At one time, redwoods covered a large area of northern California, both along the coast and inland. But lumbering and other clearing had reduced the area of these majestic forests substantially by 1900. Then, some folks decided to do something about this—and the Save the Redwoods League was formed.
The origin goes back to a car trip taken by three conservationists—John Merriam, Madison Grant and Fairfield Osborn—in 1917. After Stephen Mather became the first Director of the newly created National Park Service, he encouraged the three to take a journey through northern California to assess the status of the redwood forests (learn more about Mather here). They traveled up the coast on what was called the “redwood road,” partially because it passed through redwood forests and partially because sections of the road were lined with redwood planks. They found beautiful forests of awe-inspiring grandeur, but they also found vast tracts that had been cleared of the trees. They decided that the forests would disappear unless “people of good will acted.”

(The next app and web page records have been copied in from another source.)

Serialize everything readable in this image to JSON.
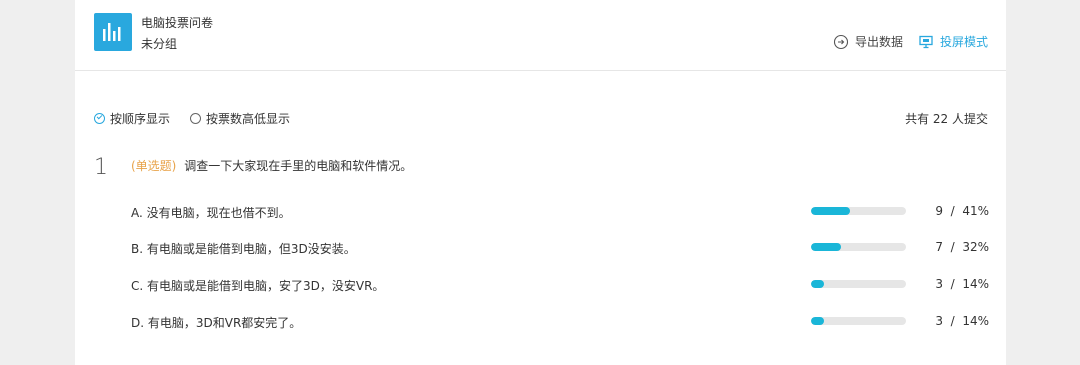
{
  "header": {
    "title": "电脑投票问卷",
    "group": "未分组",
    "export_label": "导出数据",
    "present_label": "投屏模式",
    "accent_color": "#29a8de"
  },
  "sort": {
    "options": [
      {
        "label": "按顺序显示",
        "checked": true
      },
      {
        "label": "按票数高低显示",
        "checked": false
      }
    ]
  },
  "summary": {
    "text": "共有 22 人提交"
  },
  "question": {
    "number": "1",
    "type": "(单选题)",
    "text": "调查一下大家现在手里的电脑和软件情况。",
    "options": [
      {
        "label": "A. 没有电脑，现在也借不到。",
        "count": "9",
        "percent": "41%",
        "ratio": 0.41
      },
      {
        "label": "B. 有电脑或是能借到电脑，但3D没安装。",
        "count": "7",
        "percent": "32%",
        "ratio": 0.32
      },
      {
        "label": "C. 有电脑或是能借到电脑，安了3D，没安VR。",
        "count": "3",
        "percent": "14%",
        "ratio": 0.14
      },
      {
        "label": "D. 有电脑，3D和VR都安完了。",
        "count": "3",
        "percent": "14%",
        "ratio": 0.14
      }
    ]
  }
}
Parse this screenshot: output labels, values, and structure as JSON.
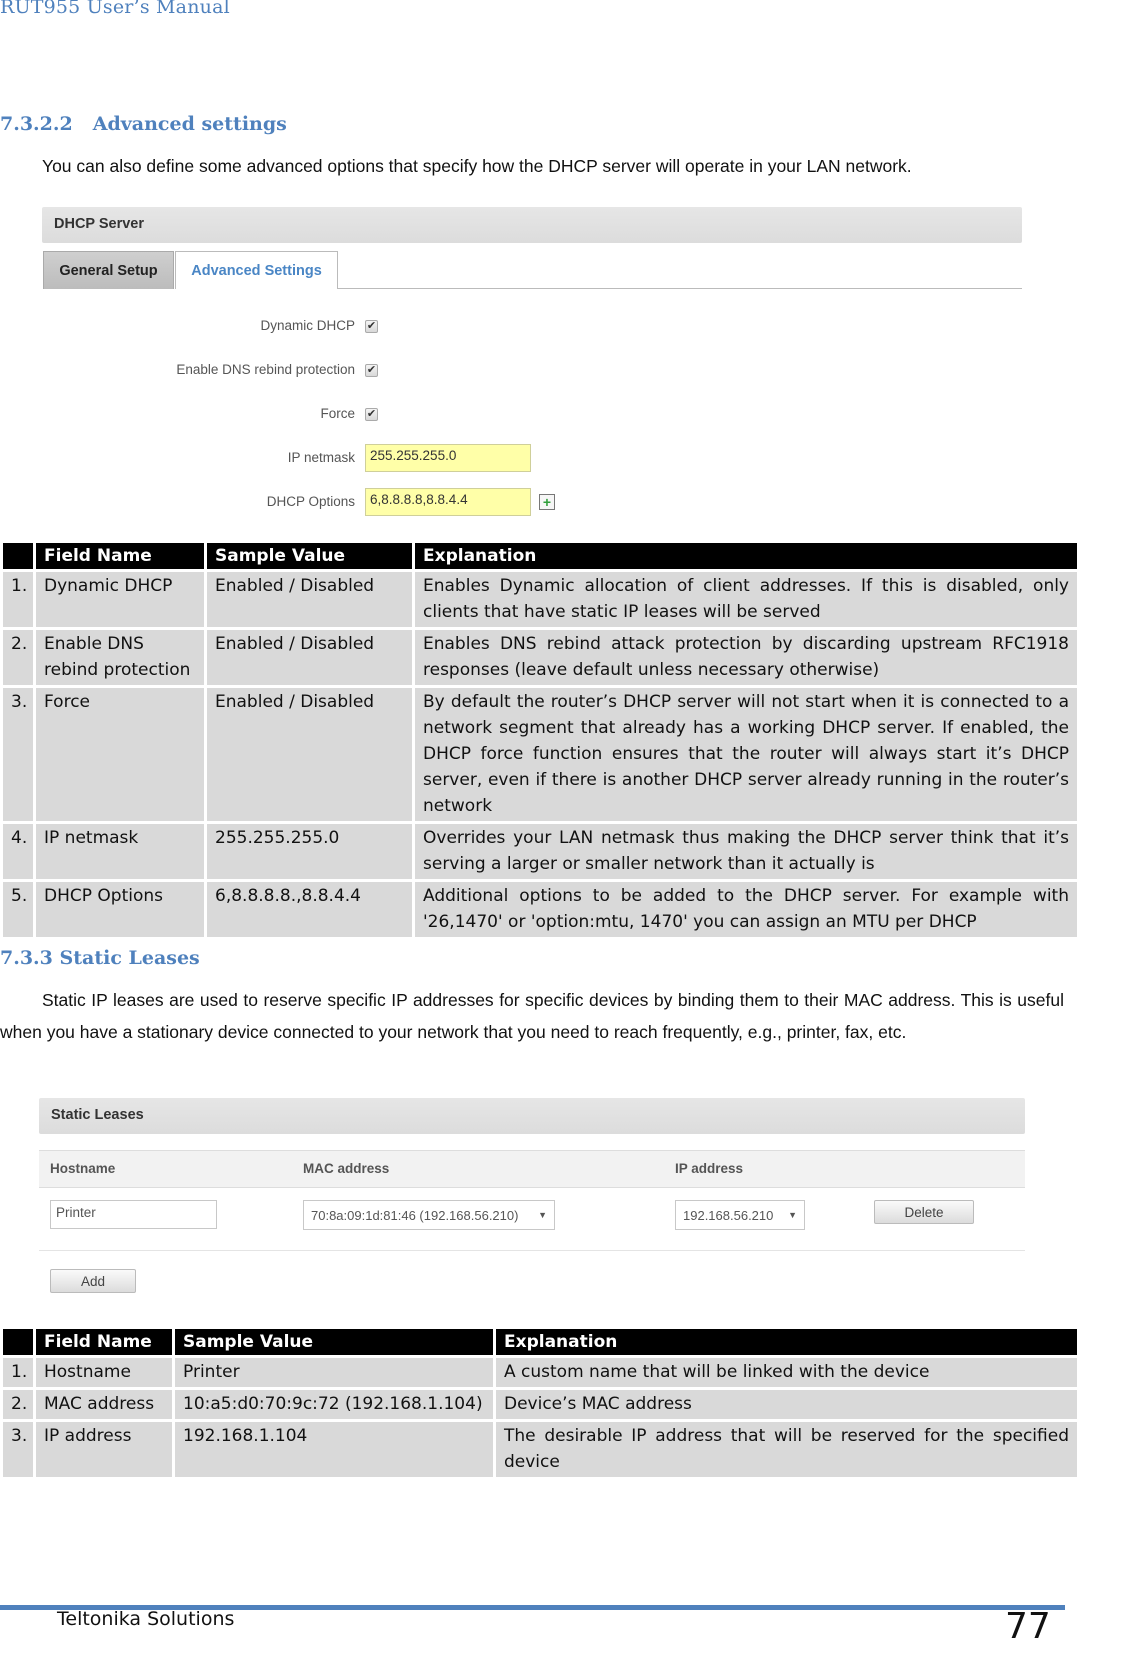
{
  "header": {
    "title": "RUT955 User’s Manual"
  },
  "advanced": {
    "section_number": "7.3.2.2",
    "section_title": "Advanced settings",
    "intro": "You can also define some advanced options that specify how the DHCP server will operate in your LAN network.",
    "screenshot": {
      "panel_title": "DHCP Server",
      "tabs": [
        {
          "label": "General Setup",
          "active": false
        },
        {
          "label": "Advanced Settings",
          "active": true
        }
      ],
      "fields": {
        "dynamic_dhcp": {
          "label": "Dynamic DHCP",
          "checked": true
        },
        "dns_rebind": {
          "label": "Enable DNS rebind protection",
          "checked": true
        },
        "force": {
          "label": "Force",
          "checked": true
        },
        "ip_netmask": {
          "label": "IP netmask",
          "value": "255.255.255.0"
        },
        "dhcp_options": {
          "label": "DHCP Options",
          "value": "6,8.8.8.8,8.8.4.4"
        }
      },
      "check_glyph": "✔",
      "add_glyph": "+"
    },
    "table": {
      "headers": [
        "",
        "Field Name",
        "Sample Value",
        "Explanation"
      ],
      "rows": [
        {
          "num": "1.",
          "field": "Dynamic DHCP",
          "sample": "Enabled / Disabled",
          "explanation": "Enables Dynamic allocation of client addresses. If this is disabled, only clients that have static IP leases will be served"
        },
        {
          "num": "2.",
          "field": "Enable DNS rebind protection",
          "sample": "Enabled / Disabled",
          "explanation": "Enables DNS rebind attack protection by discarding upstream RFC1918 responses (leave default unless necessary otherwise)"
        },
        {
          "num": "3.",
          "field": "Force",
          "sample": "Enabled / Disabled",
          "explanation": "By default the router’s DHCP server will not start when it is connected to a network segment that already has a working DHCP server. If enabled, the DHCP force function ensures that the router will always start it’s DHCP server, even if there is another DHCP server already running in the router’s network"
        },
        {
          "num": "4.",
          "field": "IP netmask",
          "sample": "255.255.255.0",
          "explanation": "Overrides your LAN netmask thus making the DHCP server think that it’s serving a larger or smaller network than it actually is"
        },
        {
          "num": "5.",
          "field": "DHCP Options",
          "sample": "6,8.8.8.8.,8.8.4.4",
          "explanation": "Additional options to be added to the DHCP server. For example with '26,1470' or 'option:mtu, 1470' you can assign an MTU per DHCP"
        }
      ]
    }
  },
  "static_leases": {
    "section_number": "7.3.3",
    "section_title": "Static Leases",
    "intro": "Static IP leases are used to reserve specific IP addresses for specific devices by binding them to their MAC address. This is useful when you have a stationary device connected to your network that you need to reach frequently, e.g., printer, fax, etc.",
    "screenshot": {
      "panel_title": "Static Leases",
      "columns": [
        "Hostname",
        "MAC address",
        "IP address"
      ],
      "row": {
        "hostname": "Printer",
        "mac": "70:8a:09:1d:81:46 (192.168.56.210)",
        "ip": "192.168.56.210",
        "delete_label": "Delete"
      },
      "dropdown_glyph": "▼",
      "add_label": "Add"
    },
    "table": {
      "headers": [
        "",
        "Field Name",
        "Sample Value",
        "Explanation"
      ],
      "rows": [
        {
          "num": "1.",
          "field": "Hostname",
          "sample": "Printer",
          "explanation": "A custom name that will be linked with the device"
        },
        {
          "num": "2.",
          "field": "MAC address",
          "sample": "10:a5:d0:70:9c:72 (192.168.1.104)",
          "explanation": "Device’s MAC address"
        },
        {
          "num": "3.",
          "field": "IP address",
          "sample": "192.168.1.104",
          "explanation": "The desirable IP address that will be reserved for the specified device"
        }
      ]
    }
  },
  "footer": {
    "company": "Teltonika Solutions",
    "page_number": "77"
  }
}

They acted by creating the Save the Redwoods League. Stephen Mather helped by convincing other conservationists to donate $100 each to this new organization. Their goal was to protect redwood forests—first coastal redwoods and later giant sequoias—by buying tracts and giving them to the state and federal governments as parks. To make this scheme work, the League also pushed for the creation of a statewide park system to take title to these forests and maintain them. A 1928 California referendum (passed by a 3-to-1 margin) established the California State Parks agency and funded it with $6 million in bonds.
The League’s mission is to conserve redwood trees of two species. The coastal redwood (Sequoia sempervirens) lives in stands along the California coast from Monterey north into southern Oregon. The giant sequoia (Sequoiadendron giganteum) lives inland, along the western slopes of the Sierra Nevada Mountains. Both trees live for hundreds of years and grow hundreds of feet high (the coastal redwood tops out slightly higher than the giant sequoia). The trees had been harvested throughout history, first by Native Americans who used fallen trees for planking and canoes. After the 1849 gold rush, the influx of settlers to California brought a period of increased logging that continued for a century.

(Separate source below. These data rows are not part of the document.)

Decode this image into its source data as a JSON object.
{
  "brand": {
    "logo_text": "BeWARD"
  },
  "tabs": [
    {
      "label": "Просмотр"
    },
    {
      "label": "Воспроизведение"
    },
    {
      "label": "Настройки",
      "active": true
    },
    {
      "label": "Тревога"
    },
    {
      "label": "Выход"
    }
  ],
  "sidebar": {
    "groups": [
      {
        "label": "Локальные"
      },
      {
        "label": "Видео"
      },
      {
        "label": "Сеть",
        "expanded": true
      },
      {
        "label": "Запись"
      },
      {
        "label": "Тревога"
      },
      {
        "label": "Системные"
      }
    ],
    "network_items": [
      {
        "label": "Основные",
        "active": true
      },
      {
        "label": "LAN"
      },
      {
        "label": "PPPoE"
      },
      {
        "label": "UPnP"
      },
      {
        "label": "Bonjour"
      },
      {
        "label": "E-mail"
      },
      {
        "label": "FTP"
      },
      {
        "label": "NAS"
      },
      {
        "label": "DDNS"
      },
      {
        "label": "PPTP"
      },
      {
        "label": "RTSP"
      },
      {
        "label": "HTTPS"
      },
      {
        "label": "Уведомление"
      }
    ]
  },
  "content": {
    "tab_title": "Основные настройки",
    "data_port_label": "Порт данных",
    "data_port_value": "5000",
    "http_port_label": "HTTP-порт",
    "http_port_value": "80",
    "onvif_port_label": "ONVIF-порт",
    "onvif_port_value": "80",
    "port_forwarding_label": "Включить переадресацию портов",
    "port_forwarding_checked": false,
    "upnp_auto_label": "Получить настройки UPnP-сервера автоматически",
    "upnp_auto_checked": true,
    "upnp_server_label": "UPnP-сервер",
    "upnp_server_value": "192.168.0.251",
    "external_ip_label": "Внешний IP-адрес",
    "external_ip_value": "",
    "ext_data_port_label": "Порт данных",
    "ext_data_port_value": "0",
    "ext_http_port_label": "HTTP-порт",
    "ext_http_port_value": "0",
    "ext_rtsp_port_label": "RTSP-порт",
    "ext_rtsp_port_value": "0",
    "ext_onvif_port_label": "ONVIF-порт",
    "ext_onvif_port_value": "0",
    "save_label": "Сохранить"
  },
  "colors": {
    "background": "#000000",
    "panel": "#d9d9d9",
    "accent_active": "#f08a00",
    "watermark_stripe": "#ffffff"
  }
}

The work of the Save the Redwoods League has been important—and successful. Over the past century, the League has purchased more than 200,000 acres of redwoods and helped set up more than 66 redwood preserves. The lands set aside by the League comprise most of the existing old-growth redwood forest on earth.
In 2018, the League published its first “State of the Redwoods Conservation Report.” In general, the report provides very good news. The goal of preserving a large portion of the remaining forests is about half completed for coastal redwoods and essentially completed for giant sequoias. However, much of those forests are second-growth, with only a small fraction in old-growth condition (about 5% of the original range of old-growth forest remains); decades will need to pass before old-growth conditions become widespread. The biggest issue, however, is the build-up of fuels in second-growth forests, which have dense stands of smaller trees and substantial dead matter on the ground. The League states that public funding is needed to reduce tree density and remove accumulated fuel—or the progress of recent decades will be lost.

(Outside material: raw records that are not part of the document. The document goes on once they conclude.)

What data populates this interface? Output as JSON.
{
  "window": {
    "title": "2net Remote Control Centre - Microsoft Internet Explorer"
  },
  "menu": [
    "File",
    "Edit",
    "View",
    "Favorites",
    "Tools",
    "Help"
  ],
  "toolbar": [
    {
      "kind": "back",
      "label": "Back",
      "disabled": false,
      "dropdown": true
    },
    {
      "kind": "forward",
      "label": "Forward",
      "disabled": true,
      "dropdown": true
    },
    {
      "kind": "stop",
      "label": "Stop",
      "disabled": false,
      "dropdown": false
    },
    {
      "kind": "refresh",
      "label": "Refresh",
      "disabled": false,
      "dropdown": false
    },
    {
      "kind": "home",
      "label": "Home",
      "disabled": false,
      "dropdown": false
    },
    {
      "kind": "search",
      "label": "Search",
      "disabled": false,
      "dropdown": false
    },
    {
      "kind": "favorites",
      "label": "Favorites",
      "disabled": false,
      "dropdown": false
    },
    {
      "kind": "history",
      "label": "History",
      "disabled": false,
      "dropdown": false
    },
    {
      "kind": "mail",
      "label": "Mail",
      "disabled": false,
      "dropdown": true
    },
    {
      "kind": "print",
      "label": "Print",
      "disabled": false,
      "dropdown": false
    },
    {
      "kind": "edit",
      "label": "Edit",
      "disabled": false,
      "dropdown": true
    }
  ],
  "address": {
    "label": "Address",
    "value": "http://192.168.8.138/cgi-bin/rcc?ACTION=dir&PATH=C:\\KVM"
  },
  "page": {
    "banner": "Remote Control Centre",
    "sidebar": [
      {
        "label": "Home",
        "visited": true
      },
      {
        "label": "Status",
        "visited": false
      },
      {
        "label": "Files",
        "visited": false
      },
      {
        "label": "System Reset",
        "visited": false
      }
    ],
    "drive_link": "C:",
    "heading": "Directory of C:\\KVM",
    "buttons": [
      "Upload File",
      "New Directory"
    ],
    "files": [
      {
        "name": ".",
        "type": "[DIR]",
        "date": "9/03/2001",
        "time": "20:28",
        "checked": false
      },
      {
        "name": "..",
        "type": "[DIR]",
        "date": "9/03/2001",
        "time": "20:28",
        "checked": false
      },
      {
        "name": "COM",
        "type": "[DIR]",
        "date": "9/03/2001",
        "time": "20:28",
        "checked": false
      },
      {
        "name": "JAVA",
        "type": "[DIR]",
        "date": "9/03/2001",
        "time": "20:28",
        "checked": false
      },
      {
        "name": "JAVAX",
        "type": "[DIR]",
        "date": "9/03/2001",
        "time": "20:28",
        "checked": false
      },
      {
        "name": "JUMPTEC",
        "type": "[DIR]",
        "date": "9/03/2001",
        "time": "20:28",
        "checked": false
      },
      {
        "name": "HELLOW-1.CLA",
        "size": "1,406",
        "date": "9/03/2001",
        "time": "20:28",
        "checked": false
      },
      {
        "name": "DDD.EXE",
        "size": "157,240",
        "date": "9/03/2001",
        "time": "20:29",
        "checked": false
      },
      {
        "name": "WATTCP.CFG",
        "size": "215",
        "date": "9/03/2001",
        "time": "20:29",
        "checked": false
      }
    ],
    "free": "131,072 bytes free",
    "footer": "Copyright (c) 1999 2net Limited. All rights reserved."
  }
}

The Save the Redwoods League also supports research to understand redwood trees and the accompanying biodiversity of the redwood forests. The League also supports educational programming to help people around the world connect with the redwood forest.
Save the Redwoods League. 2018. State of Redwoods Conservation Report. Available at: https://www.savetheredwoods.org/wp-content/uploads/State-of-Redwoods-Conservation-Report-Final-web.pdf. Accessed March 6, 2019.
Save the Redwoods League. Mission and History. Available at: https://www.savetheredwoods.org/about-us/mission-history/. Accessed March 6, 2019.